Faith leaders call for a “free and fair election”

Here is the statement:

We join together as leaders of faith across political, religious, and ideological differences to affirm our commitment to a free, fair, and safe election. The values of our faith traditions inform our dedication to this cause. All of the constitutional freedoms that we enjoy, including our religious freedom, depend on the integrity of our elections—the foundation of American democracy. In the face of the COVID-19 pandemic and other national challenges this election season, we express our support for the following commitments and call on all public officials, civic leaders, and all people in a position of power across the country to commit to the same:

  • Our leaders must ensure a free and fair election in which all eligible Americans can safely cast their votes without interference, suppression, or fear of intimidation.
  • Leaders and election officials must count every vote in accordance with applicable laws before the election is decided, even if the process takes a longer time because of precautions in place due to COVID-19.
  • Leaders should share timely, accurate information about the election results and resist and avoid spreading misinformation.
  • Leaders must actively and publicly support a peaceful transition of power or continuation of leadership based on legitimate election results.
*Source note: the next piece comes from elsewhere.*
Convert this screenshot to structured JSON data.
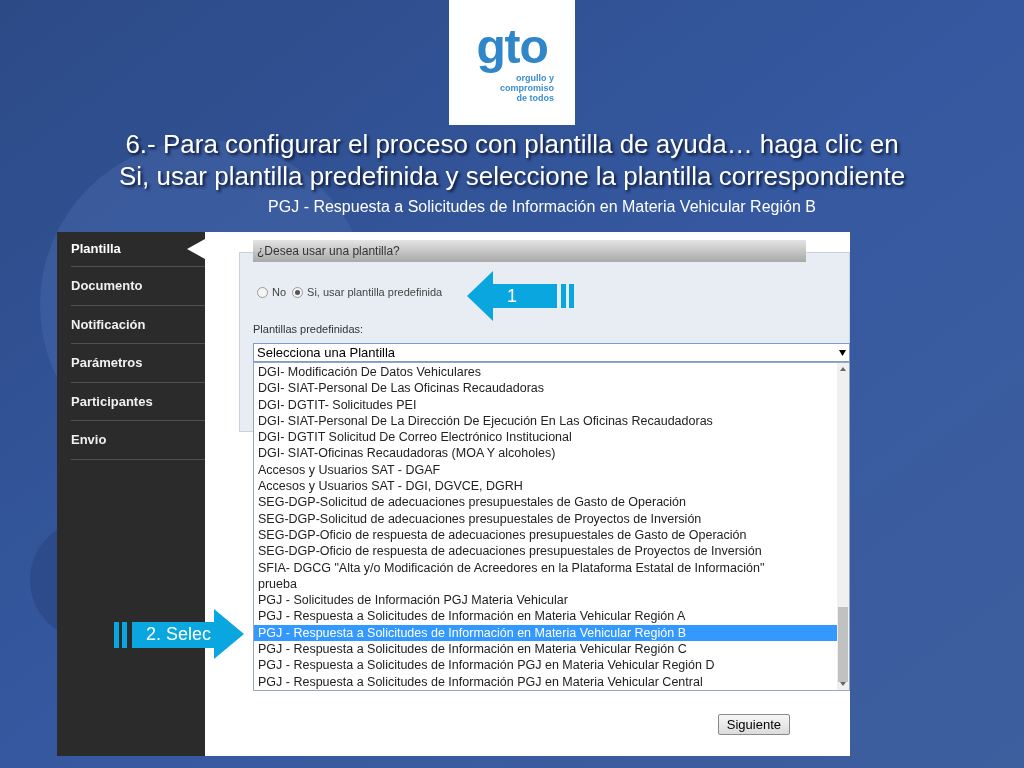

The commitments outlined above are central to a functioning and healthy republic and they are supported by the vast majority of Americans, yet they are being challenged in unprecedented ways in the 2020 election. America is only as strong as its people’s commitment to our democracy and the freedoms and rights it ensures. We invite our neighbors of all beliefs and backgrounds to join us in this urgent commitment to support free and fair elections, especially at this crucial moment for our democracy.

Most of the signers are progressive or liberal faith leaders. Conservative faith leaders must not believe in a “free and fair election” or else they were not asked to sign. Or maybe they refused to sign because they did not want to be associated with liberals.

There are some notable evangelical and evangelical-friendly voices who signed this statement including:

Bishop Claude Alexander of The Park Church, (Charlotte, NC)

Manfred Baruch, Palmer Theological Seminary

Stanley Carlson-Thies, Institutional Religious Freedom Alliance

Galen Carey, National Association of Evangelicals

Shane Claiborne, Red Letter Christians

Walter Contreras, National Latino Evangelical Coalition

Richard Foster, Renovare

Justin Giboney, The AND Campaign

Roberta Hestenes, PCUSA Church

Dennis Hollinger, Gordon-Conwell Theological Seminary

Joel Hunter, Community Resource Network

John Inazu, Washington University

Walter Kim, National Association of Evangelicals

Mark Labberton, Fuller Theological Seminary

Samuel Logan, The World Reformed Fellowship

JoAnn Lyon, The Wesleyan Church

Walter McCray, National Black Evangelical Association

Richard Mouw, Fuller Theological Seminary

Napp Nazworth, freelance writer

David Neff, former editor of Christianity Today

Gabriel Salguero, National Latino Evangelical Coalition

Ronald Sider, Christians for Social Action

Boz Tchividjian, Godly Response to Abuse in the Christian Environment

Jim Wallis, Sojourners

Michael Wear, Public Square Strategies

The Faith of Alexandria Ocasio-Cortez

Cortez

Alexandria Ocasio-Cortez pulled off a major upset in yesterday’s Democratic primary race in New York’s 14th District.  She defeated Joe Crowley, the 10-term member of the U.S. House of Representatives who many believed would be the heir-apparent to Nancy Pelosi as the House Minority Leader.  Ocasio-Cortez is a 28-year-old Democratic Socialist who ran on universal health care and the abolition of ICE.  She is also a Catholic.

On the day after her victory Ocasio-Cortez started writing, but not for The New York Times or The Progressive or The Nation or Jacobin or In These Times.  Nope. She turned to the web pages of the Jesuit magazine America.

Here is a taste of her piece, published today:

Discussions of reforming our criminal justice system demand us to ask philosophical and moral questions. What should be the ultimate goal of sentencing and incarceration? Is it punishment? Rehabilitation? Forgiveness? For Catholics, these questions tie directly to the heart of our faith.

Solutions are already beginning to take shape, which include unraveling the War on Drugs, reconsidering mandatory minimum sentencing and embracing a growing private prison abolition movement that urges us to reconsider the levels at which the United States pursues mass incarceration. No matter where these proposals take us, we should pursue such conversations with an openness to change and an aim to rehabilitate our brothers and sisters wherever possible and wherever necessary. By nature, a society that forgives and rehabilitates its people is a society that forgives and transforms itself. That takes a radical kind of love, a secret of which is given in the Lord’s Prayer: Forgive us our trespasses, as we forgive those who trespass against us.

And let us not forget the guiding principle of “the least among us” found in Matthew: that we are compelled to care for the hungry, thirsty, homeless, naked, sick and, yes—the imprisoned.

Read the entire piece here.  She apparently disagrees with her church, however, on abortion and marriage.